A change in the leaderboard
The 2017 Ranking saw a reshuffling of the RESPONSIBALL leaderboard. The Danish Superliga reclaimed their 2014 position at the top of the list as, once again, they drew upon a history of high adherence to governance standards, along with a strong commitment to community-based initiatives.

The Netherlands, an overwhelming leader in 2015 and 2016, was surpassed this year by ever-rising league scores in England, Scotland, Germany, and the United States, whose Major League Soccer went up almost ten percentage points from last year (from 22% to 32%). Another notable decline from last year’s Ranking is Sweden.


Ranking newcomers
This year saw the addition of seven more leagues than last year’s Ranking, some having been in previous additions, others making their first appearance. Japan and Brazil started off their campaigns well, earning the respective eighth and ninth positions on the overall Ranking. The Japanese J-League proved especially strong in the Environmental category, coming in the third position (21%) behind Germany (28%) and the United States (22%). With new aggressive environmental policies and the upcoming Tokyo 2020 Olympic Games, the future of Japan’s football may very well be green.


Good Practices 
As in previous years, football clubs have strategically planned their methods of approaching social responsibility. From the 2017 Ranking, we have seen many good practices that may be studied and adopted by other clubs. Some examples include:

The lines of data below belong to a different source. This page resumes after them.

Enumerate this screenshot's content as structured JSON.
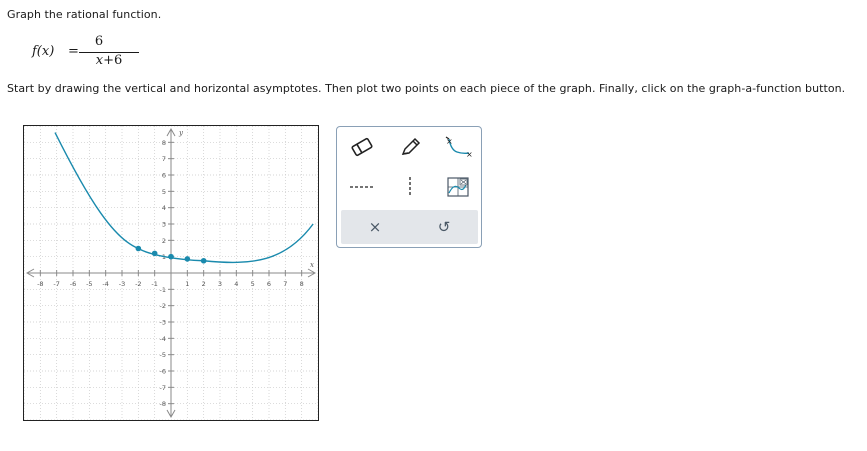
{
  "question": {
    "prompt": "Graph the rational function.",
    "function_name": "f(x)",
    "equals": "=",
    "numerator": "6",
    "denominator_var": "x",
    "denominator_rest": "+6",
    "instructions": "Start by drawing the vertical and horizontal asymptotes. Then plot two points on each piece of the graph. Finally, click on the graph-a-function button."
  },
  "graph": {
    "x_axis_label": "x",
    "y_axis_label": "y",
    "x_range": [
      -9,
      9
    ],
    "y_range": [
      -9,
      9
    ],
    "x_ticks": [
      -8,
      -7,
      -6,
      -5,
      -4,
      -3,
      -2,
      -1,
      1,
      2,
      3,
      4,
      5,
      6,
      7,
      8
    ],
    "y_ticks": [
      8,
      7,
      6,
      5,
      4,
      3,
      2,
      1,
      -1,
      -2,
      -3,
      -4,
      -5,
      -6,
      -7,
      -8
    ],
    "curve_color": "#1a8aad",
    "point_color": "#1a8aad",
    "grid_color": "#c8c8c8",
    "plotted_points": [
      {
        "x": -2,
        "y": 1.5
      },
      {
        "x": -1,
        "y": 1.2
      },
      {
        "x": 0,
        "y": 1
      },
      {
        "x": 1,
        "y": 0.86
      },
      {
        "x": 2,
        "y": 0.75
      }
    ]
  },
  "toolbox": {
    "tools": [
      {
        "name": "eraser-tool",
        "icon": "eraser-icon"
      },
      {
        "name": "pencil-tool",
        "icon": "pencil-icon"
      },
      {
        "name": "rational-curve-tool",
        "icon": "rational-curve-icon"
      },
      {
        "name": "horizontal-asymptote-tool",
        "icon": "horizontal-dashed-line-icon"
      },
      {
        "name": "vertical-asymptote-tool",
        "icon": "vertical-dashed-line-icon"
      },
      {
        "name": "graph-a-function-tool",
        "icon": "graph-a-function-icon"
      }
    ],
    "clear_symbol": "×",
    "undo_symbol": "↺",
    "accent_color": "#4a5866"
  }
}
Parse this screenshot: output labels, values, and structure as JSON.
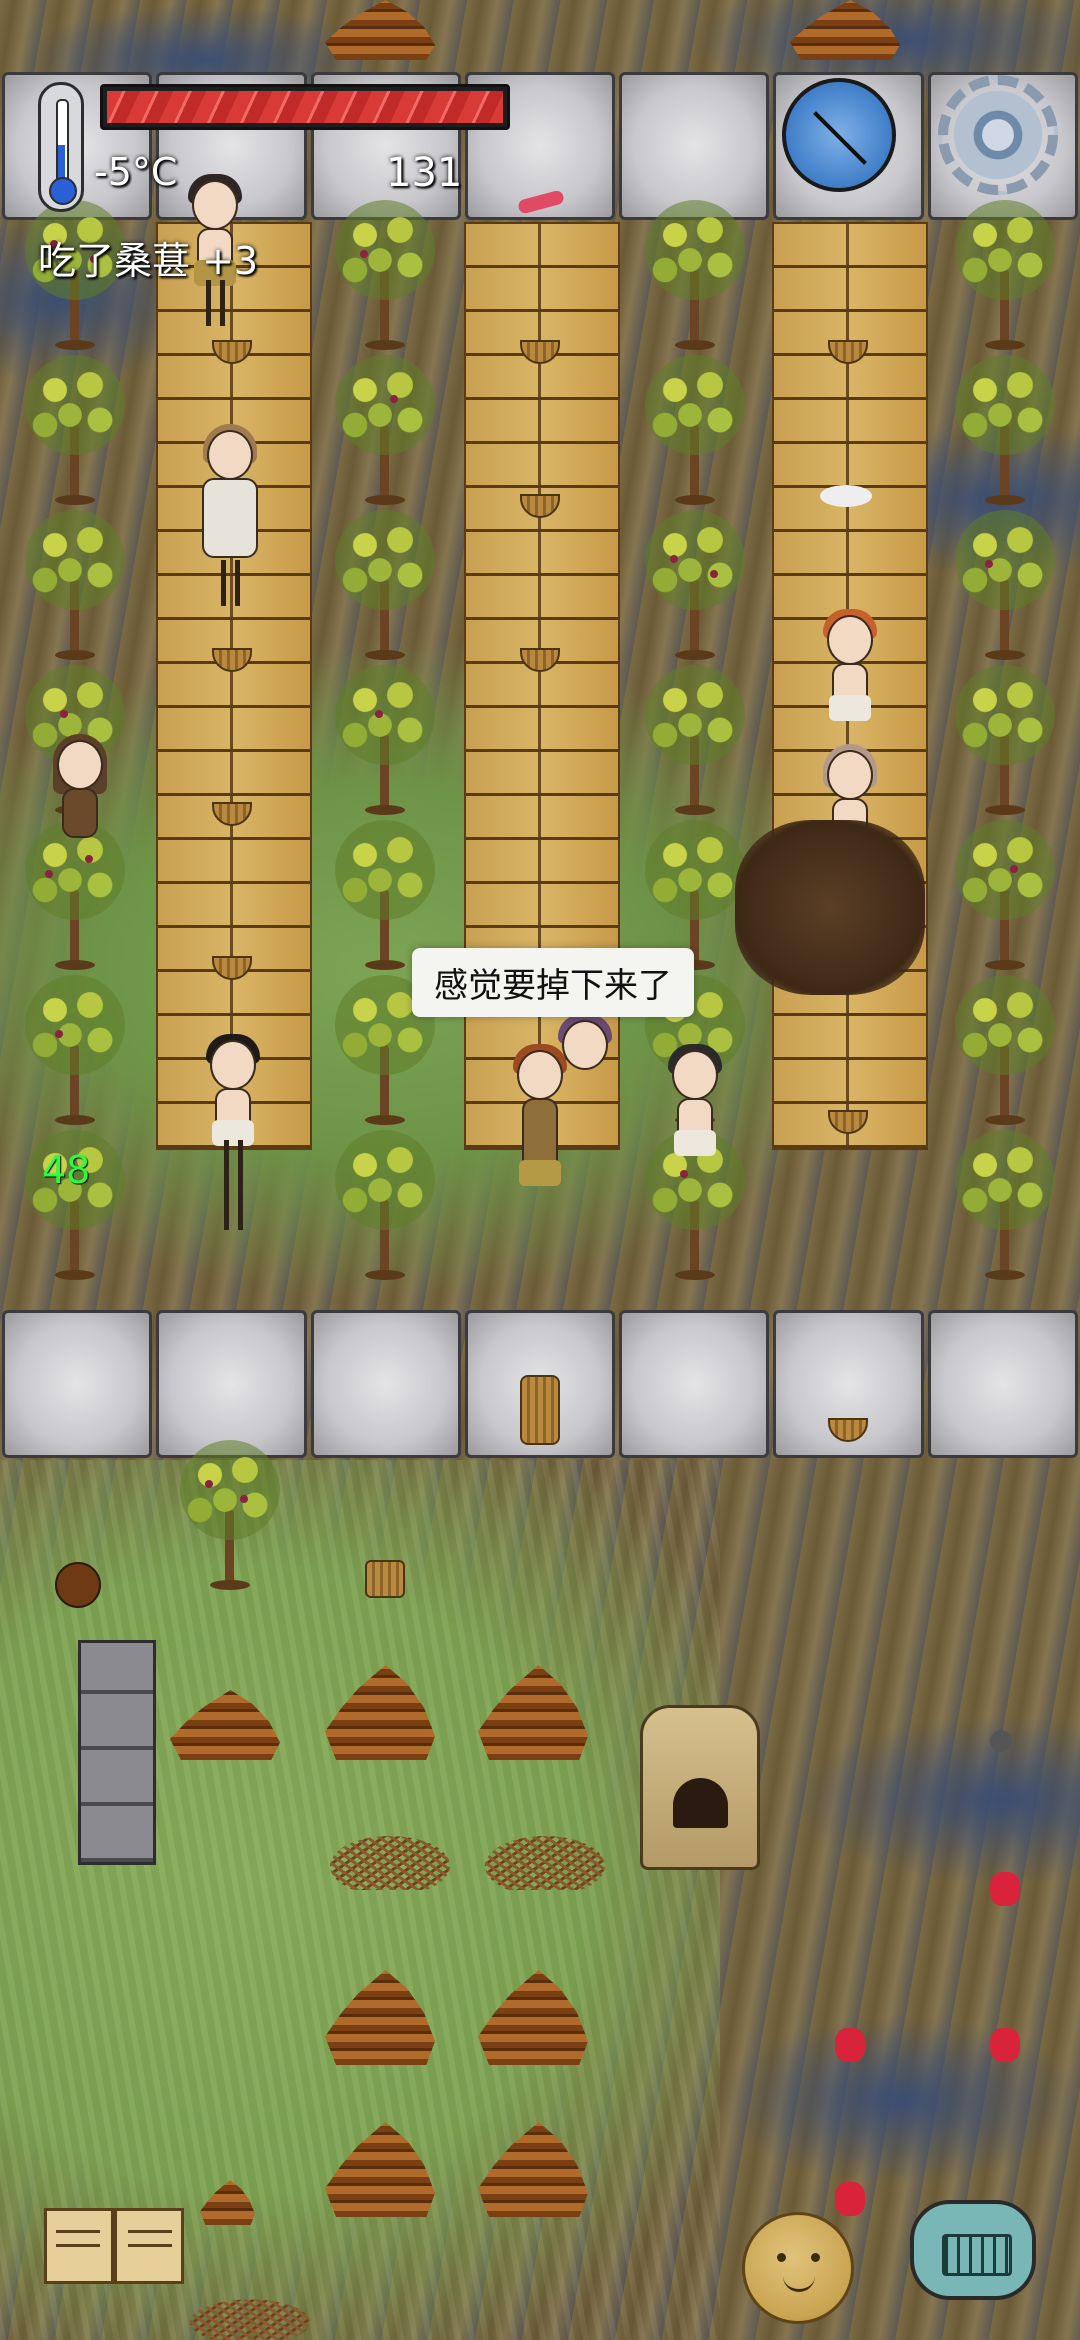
{
  "hud": {
    "temperature": "-5°C",
    "age": "131",
    "food_meter_fraction": 1.0,
    "status_message": "吃了桑葚 +3",
    "lifetime_counter": "48",
    "speech_text": "感觉要掉下来了"
  },
  "icons": {
    "thermometer": "thermometer-icon",
    "food": "food-meter-icon",
    "compass": "compass-icon",
    "settings": "gear-icon",
    "tech_book": "book-icon",
    "emote": "potato-face-icon",
    "chat": "keyboard-icon"
  },
  "colors": {
    "food_bar": "#d83a36",
    "lifetime_text": "#28ff3a",
    "thermometer_fill": "#2b5fd6",
    "compass": "#3f7ec8",
    "chat_button": "#78b7b5"
  }
}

  • Wolfsberger AC (Austrian Bundesliga) has a Disability Access Officer, who provides support for disabled fans in areas from ticket acquisition to receiving fans at the stadium;
  • Olympiacos (Greek Super League) has made a commitment to protecting the environment, putting special focus on cleaning and preserving the Mediterranean; and
  • FC Thung (Swiss Super League) runs a program which promotes integration and inclusion within the community, working especially with refugee children and young people with mental disabilities.